Paperback: 224 pagesPublisher: Thomas Nelson (April 7, 2020)
It Doesn’t Have to Be This Weird
When it comes to relationships between men and women, we have more questions than answers:
- How do we keep relationships with the opposite sex healthy—and still hug each other after small group?
- Is it possible for married men and women to be friends with people of the opposite sex?
- What does it mean to be a woman if you’re not a wife, or a man if you’re not a husband?
“Beyond Awkward Side Hugs is a deep well of biblical wisdom, and Lea has written with nuance and clarity, humor and grace.” –Jen Pollock Michel, author of Surprised by Paradox and Keeping Place
“The church desperately needs a bigger vision for how men and women can flourish together in ministry and friendship, and Bronwyn Lea paints a vivid picture for how we’ll get there.” –Steve Wiens, author of Shining Like the Sun, Beginnings, and Whole
About Bronwyn LeaBronwyn Lea is a writer, bible teacher, lawyer and ice-cream addict with twenty years of pastoral ministry experience. She heads up Propel Sophia, the Christian living wisdom resource for Propel Women, and is on the pastoral staff of her local church. Bronwyn is mom to three school-aged kids, who keep her somewhere between hilarious laughter and desperate prayer on any given day. She and her fellow South African husband live in Northern California, where they count the men and women in their church as not just friends, but family.
Connect with Bronwyn
First things first, Bronwyn is from South Africa. YAY!!!
I know that may sound ridiculous but having lived in South Africa my whole childhood, it's always a joy when I get to enjoy a book by a South African author.
Aside from the South Africa thing, Bronwyn is a Christian woman just like I am, and I think she has a lot of the same thoughts and ideas that I do when it comes to the sexuality department and how it applies for a Christian.
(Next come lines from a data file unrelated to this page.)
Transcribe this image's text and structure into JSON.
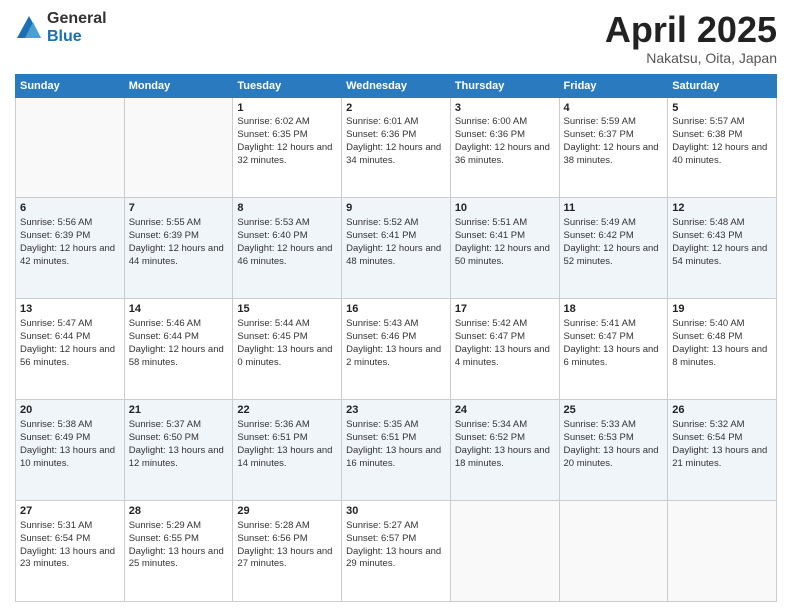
{
  "logo": {
    "general": "General",
    "blue": "Blue"
  },
  "title": {
    "month": "April 2025",
    "location": "Nakatsu, Oita, Japan"
  },
  "weekdays": [
    "Sunday",
    "Monday",
    "Tuesday",
    "Wednesday",
    "Thursday",
    "Friday",
    "Saturday"
  ],
  "weeks": [
    [
      {
        "day": "",
        "sunrise": "",
        "sunset": "",
        "daylight": ""
      },
      {
        "day": "",
        "sunrise": "",
        "sunset": "",
        "daylight": ""
      },
      {
        "day": "1",
        "sunrise": "Sunrise: 6:02 AM",
        "sunset": "Sunset: 6:35 PM",
        "daylight": "Daylight: 12 hours and 32 minutes."
      },
      {
        "day": "2",
        "sunrise": "Sunrise: 6:01 AM",
        "sunset": "Sunset: 6:36 PM",
        "daylight": "Daylight: 12 hours and 34 minutes."
      },
      {
        "day": "3",
        "sunrise": "Sunrise: 6:00 AM",
        "sunset": "Sunset: 6:36 PM",
        "daylight": "Daylight: 12 hours and 36 minutes."
      },
      {
        "day": "4",
        "sunrise": "Sunrise: 5:59 AM",
        "sunset": "Sunset: 6:37 PM",
        "daylight": "Daylight: 12 hours and 38 minutes."
      },
      {
        "day": "5",
        "sunrise": "Sunrise: 5:57 AM",
        "sunset": "Sunset: 6:38 PM",
        "daylight": "Daylight: 12 hours and 40 minutes."
      }
    ],
    [
      {
        "day": "6",
        "sunrise": "Sunrise: 5:56 AM",
        "sunset": "Sunset: 6:39 PM",
        "daylight": "Daylight: 12 hours and 42 minutes."
      },
      {
        "day": "7",
        "sunrise": "Sunrise: 5:55 AM",
        "sunset": "Sunset: 6:39 PM",
        "daylight": "Daylight: 12 hours and 44 minutes."
      },
      {
        "day": "8",
        "sunrise": "Sunrise: 5:53 AM",
        "sunset": "Sunset: 6:40 PM",
        "daylight": "Daylight: 12 hours and 46 minutes."
      },
      {
        "day": "9",
        "sunrise": "Sunrise: 5:52 AM",
        "sunset": "Sunset: 6:41 PM",
        "daylight": "Daylight: 12 hours and 48 minutes."
      },
      {
        "day": "10",
        "sunrise": "Sunrise: 5:51 AM",
        "sunset": "Sunset: 6:41 PM",
        "daylight": "Daylight: 12 hours and 50 minutes."
      },
      {
        "day": "11",
        "sunrise": "Sunrise: 5:49 AM",
        "sunset": "Sunset: 6:42 PM",
        "daylight": "Daylight: 12 hours and 52 minutes."
      },
      {
        "day": "12",
        "sunrise": "Sunrise: 5:48 AM",
        "sunset": "Sunset: 6:43 PM",
        "daylight": "Daylight: 12 hours and 54 minutes."
      }
    ],
    [
      {
        "day": "13",
        "sunrise": "Sunrise: 5:47 AM",
        "sunset": "Sunset: 6:44 PM",
        "daylight": "Daylight: 12 hours and 56 minutes."
      },
      {
        "day": "14",
        "sunrise": "Sunrise: 5:46 AM",
        "sunset": "Sunset: 6:44 PM",
        "daylight": "Daylight: 12 hours and 58 minutes."
      },
      {
        "day": "15",
        "sunrise": "Sunrise: 5:44 AM",
        "sunset": "Sunset: 6:45 PM",
        "daylight": "Daylight: 13 hours and 0 minutes."
      },
      {
        "day": "16",
        "sunrise": "Sunrise: 5:43 AM",
        "sunset": "Sunset: 6:46 PM",
        "daylight": "Daylight: 13 hours and 2 minutes."
      },
      {
        "day": "17",
        "sunrise": "Sunrise: 5:42 AM",
        "sunset": "Sunset: 6:47 PM",
        "daylight": "Daylight: 13 hours and 4 minutes."
      },
      {
        "day": "18",
        "sunrise": "Sunrise: 5:41 AM",
        "sunset": "Sunset: 6:47 PM",
        "daylight": "Daylight: 13 hours and 6 minutes."
      },
      {
        "day": "19",
        "sunrise": "Sunrise: 5:40 AM",
        "sunset": "Sunset: 6:48 PM",
        "daylight": "Daylight: 13 hours and 8 minutes."
      }
    ],
    [
      {
        "day": "20",
        "sunrise": "Sunrise: 5:38 AM",
        "sunset": "Sunset: 6:49 PM",
        "daylight": "Daylight: 13 hours and 10 minutes."
      },
      {
        "day": "21",
        "sunrise": "Sunrise: 5:37 AM",
        "sunset": "Sunset: 6:50 PM",
        "daylight": "Daylight: 13 hours and 12 minutes."
      },
      {
        "day": "22",
        "sunrise": "Sunrise: 5:36 AM",
        "sunset": "Sunset: 6:51 PM",
        "daylight": "Daylight: 13 hours and 14 minutes."
      },
      {
        "day": "23",
        "sunrise": "Sunrise: 5:35 AM",
        "sunset": "Sunset: 6:51 PM",
        "daylight": "Daylight: 13 hours and 16 minutes."
      },
      {
        "day": "24",
        "sunrise": "Sunrise: 5:34 AM",
        "sunset": "Sunset: 6:52 PM",
        "daylight": "Daylight: 13 hours and 18 minutes."
      },
      {
        "day": "25",
        "sunrise": "Sunrise: 5:33 AM",
        "sunset": "Sunset: 6:53 PM",
        "daylight": "Daylight: 13 hours and 20 minutes."
      },
      {
        "day": "26",
        "sunrise": "Sunrise: 5:32 AM",
        "sunset": "Sunset: 6:54 PM",
        "daylight": "Daylight: 13 hours and 21 minutes."
      }
    ],
    [
      {
        "day": "27",
        "sunrise": "Sunrise: 5:31 AM",
        "sunset": "Sunset: 6:54 PM",
        "daylight": "Daylight: 13 hours and 23 minutes."
      },
      {
        "day": "28",
        "sunrise": "Sunrise: 5:29 AM",
        "sunset": "Sunset: 6:55 PM",
        "daylight": "Daylight: 13 hours and 25 minutes."
      },
      {
        "day": "29",
        "sunrise": "Sunrise: 5:28 AM",
        "sunset": "Sunset: 6:56 PM",
        "daylight": "Daylight: 13 hours and 27 minutes."
      },
      {
        "day": "30",
        "sunrise": "Sunrise: 5:27 AM",
        "sunset": "Sunset: 6:57 PM",
        "daylight": "Daylight: 13 hours and 29 minutes."
      },
      {
        "day": "",
        "sunrise": "",
        "sunset": "",
        "daylight": ""
      },
      {
        "day": "",
        "sunrise": "",
        "sunset": "",
        "daylight": ""
      },
      {
        "day": "",
        "sunrise": "",
        "sunset": "",
        "daylight": ""
      }
    ]
  ]
}
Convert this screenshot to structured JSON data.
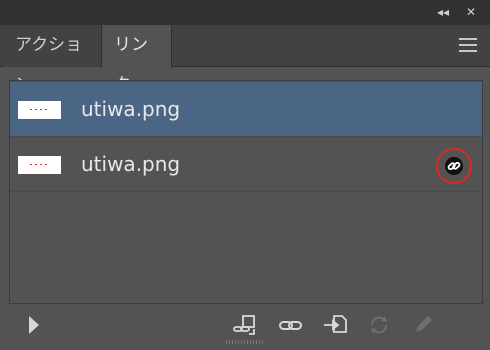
{
  "title_bar": {
    "collapse_glyph": "◂◂",
    "close_glyph": "✕"
  },
  "tabs": [
    {
      "label": "アクション",
      "active": false
    },
    {
      "label": "リンク",
      "active": true
    }
  ],
  "links": [
    {
      "filename": "utiwa.png",
      "selected": true,
      "status_icon": null
    },
    {
      "filename": "utiwa.png",
      "selected": false,
      "status_icon": "embedded-link-icon"
    }
  ],
  "colors": {
    "selected_row": "#4b6584",
    "highlight_ring": "#e0262b",
    "panel_bg": "#535353"
  },
  "toolbar": {
    "icons": [
      "play-icon",
      "relink-cc-library-icon",
      "relink-icon",
      "go-to-link-icon",
      "update-link-icon",
      "edit-original-icon"
    ]
  }
}
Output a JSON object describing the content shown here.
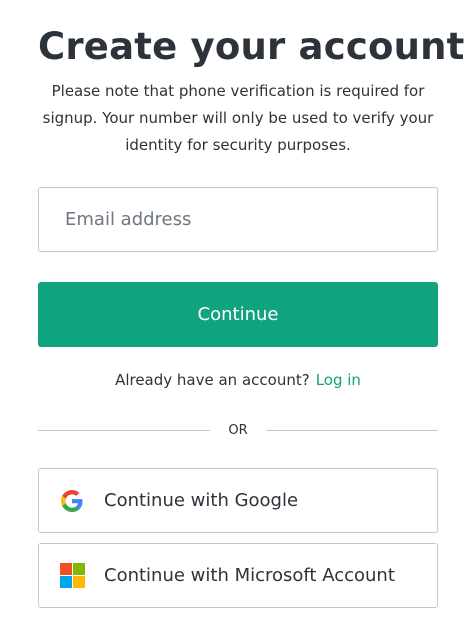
{
  "header": {
    "title": "Create your account",
    "subtitle": "Please note that phone verification is required for signup. Your number will only be used to verify your identity for security purposes."
  },
  "email": {
    "value": "",
    "placeholder": "Email address"
  },
  "continue_label": "Continue",
  "login_prompt": {
    "text": "Already have an account?",
    "link": "Log in"
  },
  "divider_label": "OR",
  "social": {
    "google": {
      "label": "Continue with Google",
      "icon": "google-icon"
    },
    "microsoft": {
      "label": "Continue with Microsoft Account",
      "icon": "microsoft-icon"
    }
  },
  "colors": {
    "accent": "#10a37f",
    "text": "#2d333a",
    "border": "#c2c8d0"
  }
}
I think as a Christian we have quite strong beliefs and are sometimes shunned and looked down on by those who are not of the Christian faith.
I want to start by saying that I've always found the use of sex in movies, commercials and books, a bit extreme. There doesn't seem to be anything on the TV that doesn't bring in a sex scene or some sort of innuendo. Now stop right there, I'm not afraid of ashamed of sex, but I do believe that it has a time and place.
Bronwyn leads us through a myriad of examples, Bible based facts and scripture, to help us navigate this ongoing world of commercialized sex that somehow seeps into everything we do and say. As Christians we often find ourselves in situations that my leave us a bit uncomfortable. That hug between a brother and sister in Christ that sometimes makes us immediately hope that no one is thinking that it is more than a simple hug.
The author lays out a biblical vision for our relationships in the church, how to keep a male and female relationship healthy without it becoming awkward and weird.
The truth of the matter is that we've been conditioned to look upon everything in a sexual way. Bronwyn makes a perfect point when she mentions that she has to refer to a pencil eraser as an ERASER and not a RUBBER. That struck home with me because having grown up in South Africa, we always called it a rubber, and in my innocence when I moved to the United States that is what I referred to it as, until my husband explained that a rubber will most likely make people think I'm talking about a condom instead.
These are the kind of examples that she touches upon. The fact that nothing we say or do anymore, can be just that, just a simple pencil rubber, a simple hug between opposite sexes without it meaning anything other than friendship.
As a Christian it is becoming increasingly harder to navigate this world we live in and I for one appreciate Bronwyn bringing into light, not only our innermost thoughts on this matter, but how she has worked around these preconceived thoughts and notions, and how we can start to change the way we look at the narrative and rather focus on what exactly the Bible tells us to do.
Why does everything have to be so sexualized? Is it possible for a male and female to have a friendship that is purely platonic?
If there's one thing I'm taking away from this book, is to stop worrying about what the world in general may think and rather focus on what Jesus wanted for us.
Thank you to TLC Tours and the Thomas Nelson publishers, for providing me with a review copy of this book, in exchange for my honest review.